Following a sudden tide of rumors, Locals Care confirmed to SFR on Nov. 23 that it had ceased operations. Two days later, it issued a formal public notice that declared Locals Care had terminated its efforts earlier in the month.
Locals Care has operated as part of the broader buy local movement in Santa Fe for the past few years. It offered a free card to shoppers that allowed them to both earn rewards toward future purchases and make contributions to local nonprofits, when used at participating merchants. In its public announcement, Locals Care says, “It’s been a tough economy. The more we looked at the numbers, the more it became clear that Locals Care was one more struggling small business.”
As disturbed as I am by the closing of a business dedicated to creating consumer loyalty for local, independent operations, the Locals Care statement continues a frustrating pattern of poor communication that the effort has had since its beginning. It’s a factor that likely contributed to the business’ demise.
“It’s been a tough economy” is a bland observation used in this situation as a stand-in for “it’s not our fault.”
“The more we looked at the numbers” is code for “we’re not going to show you the numbers.”
I’m not going to go so far as to suggest the statement “Locals Care was one more struggling small business” is a passive-aggressive swipe at the local business community, but having exchanged many emails and conducted many meetings with Locals Care representatives over the past few years, I can confidently say communication with bizarre potential implications played a larger role in its demise than being “one more struggling small business.” After all, most of Santa Fe’s struggling small businesses are, in fact, struggling toward survival.
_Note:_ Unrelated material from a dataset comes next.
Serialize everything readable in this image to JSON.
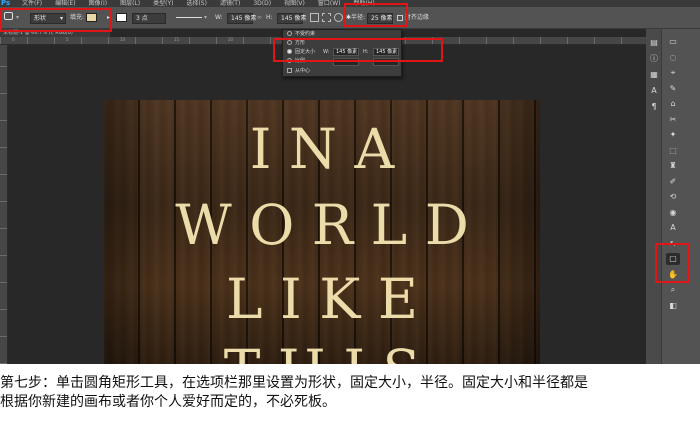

Most of them, unlike Locals Care, didn’t get a $100,000 investment from Flywheel Ventures last year.
The notice goes on to say Locals Care was a great fit for the community and that its business model was “ideal.” Presumably, we’re meant to interpret “ideal” as “disconnected from reality” in this situation, because it apparently wasn’t ideally suited to success.
This is the point at which, ordinarily, I’d stop ribbing on the sad demise of a good effort with its heart in the right place and start lamenting the sad state of a community that doesn’t allow such a thing to succeed. And, Locals Care hombres William Underwood and Colt Brown have always been genuine in their intentions. But then there are those pesky actions with which to contend.
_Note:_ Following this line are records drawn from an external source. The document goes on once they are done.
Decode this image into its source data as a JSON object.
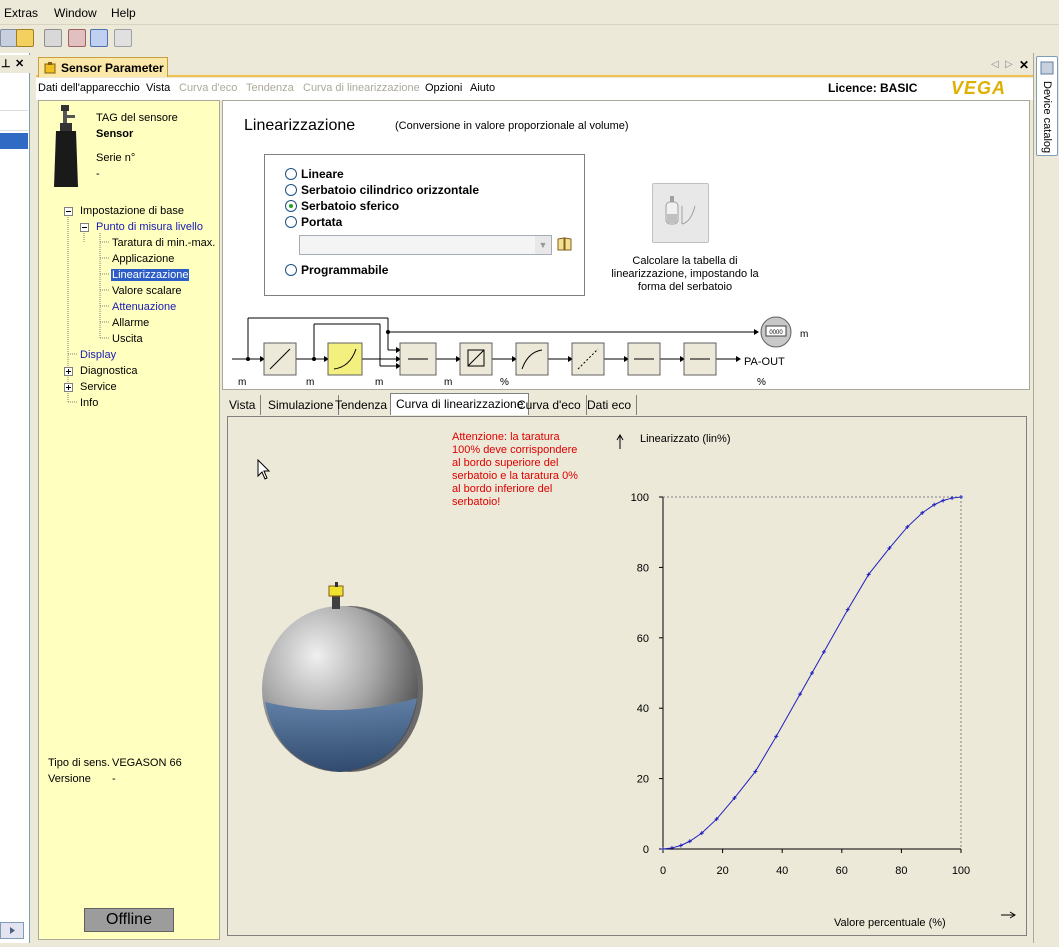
{
  "menubar": {
    "items": [
      "Extras",
      "Window",
      "Help"
    ]
  },
  "pin_glyphs": {
    "pin": "⊥",
    "close": "✕"
  },
  "doc_tab": {
    "label": "Sensor Parameter",
    "close": "✕"
  },
  "right_panel": {
    "label": "Device catalog"
  },
  "app_menu": {
    "items": [
      {
        "label": "Dati dell'apparecchio",
        "enabled": true
      },
      {
        "label": "Vista",
        "enabled": true
      },
      {
        "label": "Curva d'eco",
        "enabled": false
      },
      {
        "label": "Tendenza",
        "enabled": false
      },
      {
        "label": "Curva di linearizzazione",
        "enabled": false
      },
      {
        "label": "Opzioni",
        "enabled": true
      },
      {
        "label": "Aiuto",
        "enabled": true
      }
    ],
    "licence": "Licence: BASIC",
    "brand": "VEGA"
  },
  "device": {
    "tag_label": "TAG del sensore",
    "tag_value": "Sensor",
    "serial_label": "Serie n°",
    "serial_value": "-",
    "type_label": "Tipo di sens.",
    "type_value": "VEGASON 66",
    "version_label": "Versione",
    "version_value": "-",
    "status": "Offline"
  },
  "tree": {
    "root": "Impostazione di base",
    "group": "Punto di misura livello",
    "children": [
      "Taratura di min.-max.",
      "Applicazione",
      "Linearizzazione",
      "Valore scalare",
      "Attenuazione",
      "Allarme",
      "Uscita"
    ],
    "display": "Display",
    "diagnostica": "Diagnostica",
    "service": "Service",
    "info": "Info"
  },
  "linearization": {
    "title": "Linearizzazione",
    "subtitle": "(Conversione in valore proporzionale al volume)",
    "options": [
      "Lineare",
      "Serbatoio cilindrico orizzontale",
      "Serbatoio sferico",
      "Portata",
      "Programmabile"
    ],
    "selected": "Serbatoio sferico",
    "calc_text": "Calcolare la tabella di linearizzazione, impostando la forma del serbatoio"
  },
  "block_diagram": {
    "units": [
      "m",
      "m",
      "m",
      "m",
      "%",
      "%"
    ],
    "output_label": "PA-OUT",
    "top_unit": "m",
    "display_text": "0000"
  },
  "subtabs": [
    "Vista",
    "Simulazione",
    "Tendenza",
    "Curva di linearizzazione",
    "Curva d'eco",
    "Dati eco"
  ],
  "active_subtab": "Curva di linearizzazione",
  "warning": "Attenzione: la taratura 100% deve corrispondere al bordo superiore del serbatoio e la taratura 0% al bordo inferiore del serbatoio!",
  "chart_data": {
    "type": "line",
    "title": "",
    "xlabel": "Valore percentuale (%)",
    "ylabel": "Linearizzato (lin%)",
    "xlim": [
      0,
      100
    ],
    "ylim": [
      0,
      100
    ],
    "xticks": [
      0,
      20,
      40,
      60,
      80,
      100
    ],
    "yticks": [
      0,
      20,
      40,
      60,
      80,
      100
    ],
    "grid": false,
    "series": [
      {
        "color": "#2020c0",
        "x": [
          0,
          3,
          6,
          9,
          13,
          18,
          24,
          31,
          38,
          46,
          50,
          54,
          62,
          69,
          76,
          82,
          87,
          91,
          94,
          97,
          100
        ],
        "y": [
          0,
          0.3,
          1.0,
          2.2,
          4.5,
          8.5,
          14.5,
          22,
          32,
          44,
          50,
          56,
          68,
          78,
          85.5,
          91.5,
          95.5,
          97.8,
          99,
          99.7,
          100
        ]
      }
    ]
  }
}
In this case, there’s the discreet aside in the Locals Care notice of discontinued operation that reads, “Please be advised that Locals Care, Inc. will be unable to honor cardholder rewards or nonprofit distributions.” Awww, just in time for Christmas. No wonder we don’t get to see “the numbers.”
Also, the Locals Care website now forwards to something called SparkBase. SparkBase is a Cleveland, Ohio-based gift card and merchant loyalty program processing center. When I asked SparkBase President Geoffry Hardman what was going on and what his company’s intentions for the Santa Fe market might be, he said he didn’t know if he was allowed to talk about it yet and invited me to send an inquiry in writing (I did immediately, and later received a “no comment”). Of course, there may be nothing sinister afoot here, but there’s a kind of pathetic irony in Santa Fe’s Locals Care URL becoming the property of Cleveland.
Finally, there is the touchy dark side of attempting to do business as a social entrepreneur. If you screw up, you’re anything but “one more struggling small business.” Instead, you’re the death of the promises you made and the hope you inspired. If you claim you’re going to make both money and social change, then you’ve got to accept responsibility for both.
Part of that responsibility might have been having a program with clear, understandable parameters. Instead, consumers, merchants and nonprofits all drifted through a kind of haze, each unclear as to how exactly to utilize and promote the Locals Care program. And what did Locals Care do to address the problem? It tried to expand to Albuquerque and began shopping for expansion opportunities in other states. It sank cash into software rather than customer service.
I don’t know if it’s fair to blame the death of a good idea in Santa Fe on its organizers’ fevered grasps at survival and profitability, but a community that has been let down is entitled to a little rage. After all, each attempt at social entrepreneurialism that fails makes it that much more difficult for the next one to gain acceptance by the community.
That rage, however, can be muted with information. Another part of the responsibility of pitching social change for profit should be in disclosing failure so that it’s not repeated the next time around. Tell us exactly what happened, Locals Care. Tell us where the money went, tell us what worked and what didn’t work.
If you can do that, then shutting down remains part of the solution.